▸ The problem
Copy each line below word for word and drop every image.

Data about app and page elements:
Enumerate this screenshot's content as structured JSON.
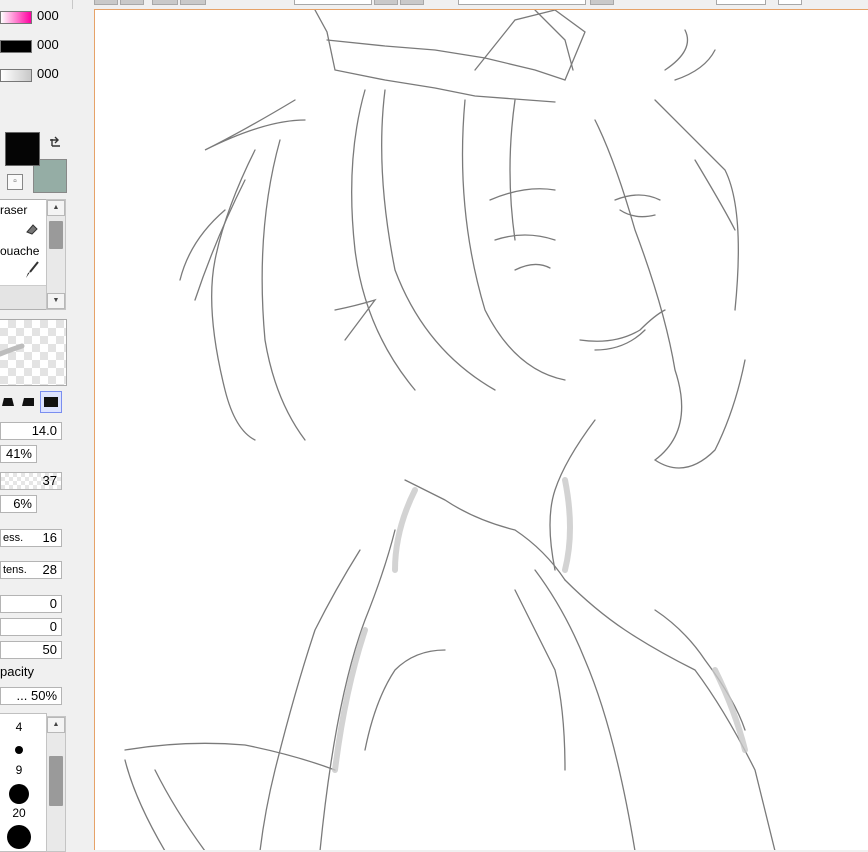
{
  "color_sliders": [
    {
      "value": "000",
      "gradient": "linear-gradient(90deg,#ffffff,#ff00a0)"
    },
    {
      "value": "000",
      "gradient": "linear-gradient(90deg,#000000,#000000)"
    },
    {
      "value": "000",
      "gradient": "linear-gradient(90deg,#ffffff,#c8c8c8)"
    }
  ],
  "colors": {
    "foreground": "#050505",
    "background": "#95ada5",
    "canvas_border": "#e6a268"
  },
  "tools": [
    {
      "label": "raser",
      "icon": "eraser-icon"
    },
    {
      "label": "ouache",
      "icon": "brush-icon"
    }
  ],
  "brush": {
    "size": "14.0",
    "min_size": "41%",
    "density": "37",
    "min_density": "6%",
    "blending_label": "ess.",
    "blending_value": "16",
    "dilution_label": "tens.",
    "dilution_value": "28",
    "field_a": "0",
    "field_b": "0",
    "field_c": "50",
    "opacity_label": "pacity",
    "opacity_value": "... 50%"
  },
  "brush_sizes": [
    "4",
    "9",
    "20"
  ],
  "icons": {
    "swap": "swap-colors-icon",
    "transparent": "transparent-color-icon",
    "scroll_up": "scroll-up-icon",
    "scroll_down": "scroll-down-icon"
  }
}
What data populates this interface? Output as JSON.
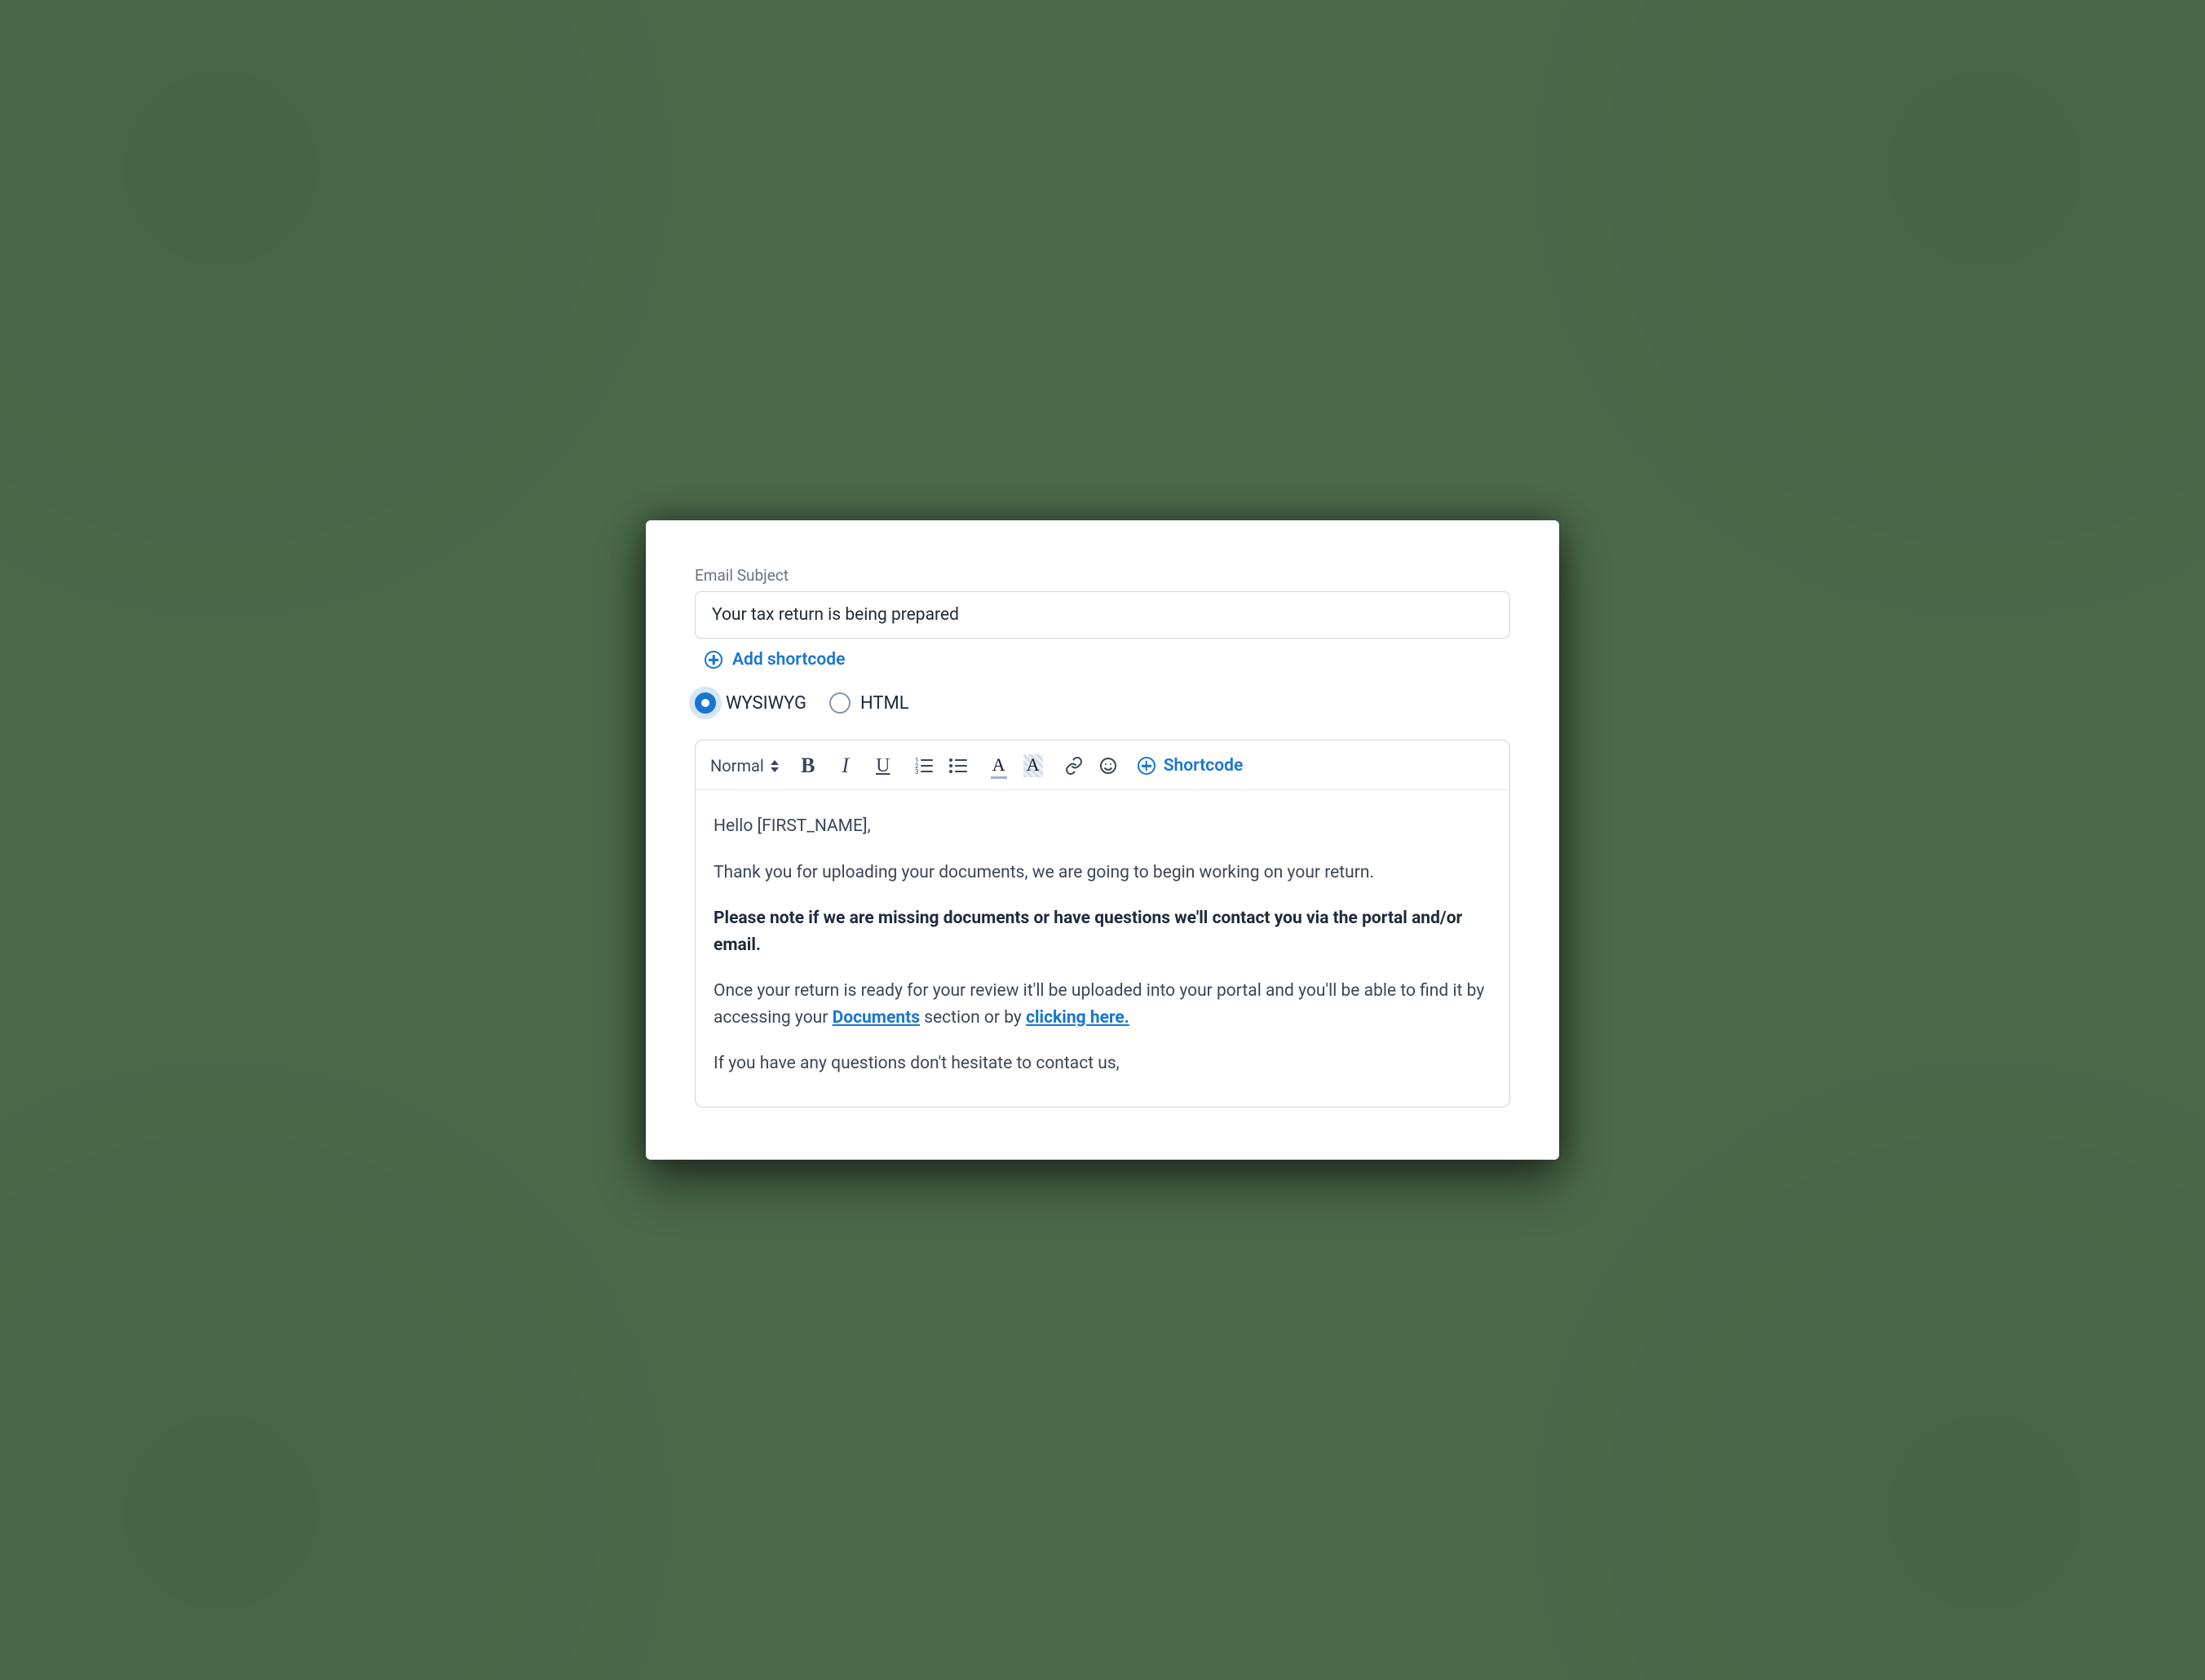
{
  "subject": {
    "label": "Email Subject",
    "value": "Your tax return is being prepared",
    "add_shortcode_label": "Add shortcode"
  },
  "mode": {
    "wysiwyg": "WYSIWYG",
    "html": "HTML",
    "selected": "wysiwyg"
  },
  "toolbar": {
    "format_label": "Normal",
    "shortcode_label": "Shortcode"
  },
  "body": {
    "p1_prefix": "Hello ",
    "p1_token": "[FIRST_NAME]",
    "p1_suffix": ",",
    "p2": "Thank you for uploading your documents, we are going to begin working on your return.",
    "p3": "Please note if we are missing documents or have questions we'll contact you via the portal and/or email.",
    "p4_a": "Once your return is ready for your review it'll be uploaded into your portal and you'll be able to find it by accessing your ",
    "p4_link1": "Documents",
    "p4_b": " section or by ",
    "p4_link2": "clicking here.",
    "p5": "If you have any questions don't hesitate to contact us,"
  }
}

▸ Task answer
Enumerate this screenshot's content as structured JSON.
{
  "color_sliders": [
    {
      "value": "000",
      "gradient": "linear-gradient(90deg,#ffffff,#ff00a0)"
    },
    {
      "value": "000",
      "gradient": "linear-gradient(90deg,#000000,#000000)"
    },
    {
      "value": "000",
      "gradient": "linear-gradient(90deg,#ffffff,#c8c8c8)"
    }
  ],
  "colors": {
    "foreground": "#050505",
    "background": "#95ada5",
    "canvas_border": "#e6a268"
  },
  "tools": [
    {
      "label": "raser",
      "icon": "eraser-icon"
    },
    {
      "label": "ouache",
      "icon": "brush-icon"
    }
  ],
  "brush": {
    "size": "14.0",
    "min_size": "41%",
    "density": "37",
    "min_density": "6%",
    "blending_label": "ess.",
    "blending_value": "16",
    "dilution_label": "tens.",
    "dilution_value": "28",
    "field_a": "0",
    "field_b": "0",
    "field_c": "50",
    "opacity_label": "pacity",
    "opacity_value": "... 50%"
  },
  "brush_sizes": [
    "4",
    "9",
    "20"
  ],
  "icons": {
    "swap": "swap-colors-icon",
    "transparent": "transparent-color-icon",
    "scroll_up": "scroll-up-icon",
    "scroll_down": "scroll-down-icon"
  }
}
What data populates this interface? Output as JSON.
{
  "subject": {
    "label": "Email Subject",
    "value": "Your tax return is being prepared",
    "add_shortcode_label": "Add shortcode"
  },
  "mode": {
    "wysiwyg": "WYSIWYG",
    "html": "HTML",
    "selected": "wysiwyg"
  },
  "toolbar": {
    "format_label": "Normal",
    "shortcode_label": "Shortcode"
  },
  "body": {
    "p1_prefix": "Hello ",
    "p1_token": "[FIRST_NAME]",
    "p1_suffix": ",",
    "p2": "Thank you for uploading your documents, we are going to begin working on your return.",
    "p3": "Please note if we are missing documents or have questions we'll contact you via the portal and/or email.",
    "p4_a": "Once your return is ready for your review it'll be uploaded into your portal and you'll be able to find it by accessing your ",
    "p4_link1": "Documents",
    "p4_b": " section or by ",
    "p4_link2": "clicking here.",
    "p5": "If you have any questions don't hesitate to contact us,"
  }
}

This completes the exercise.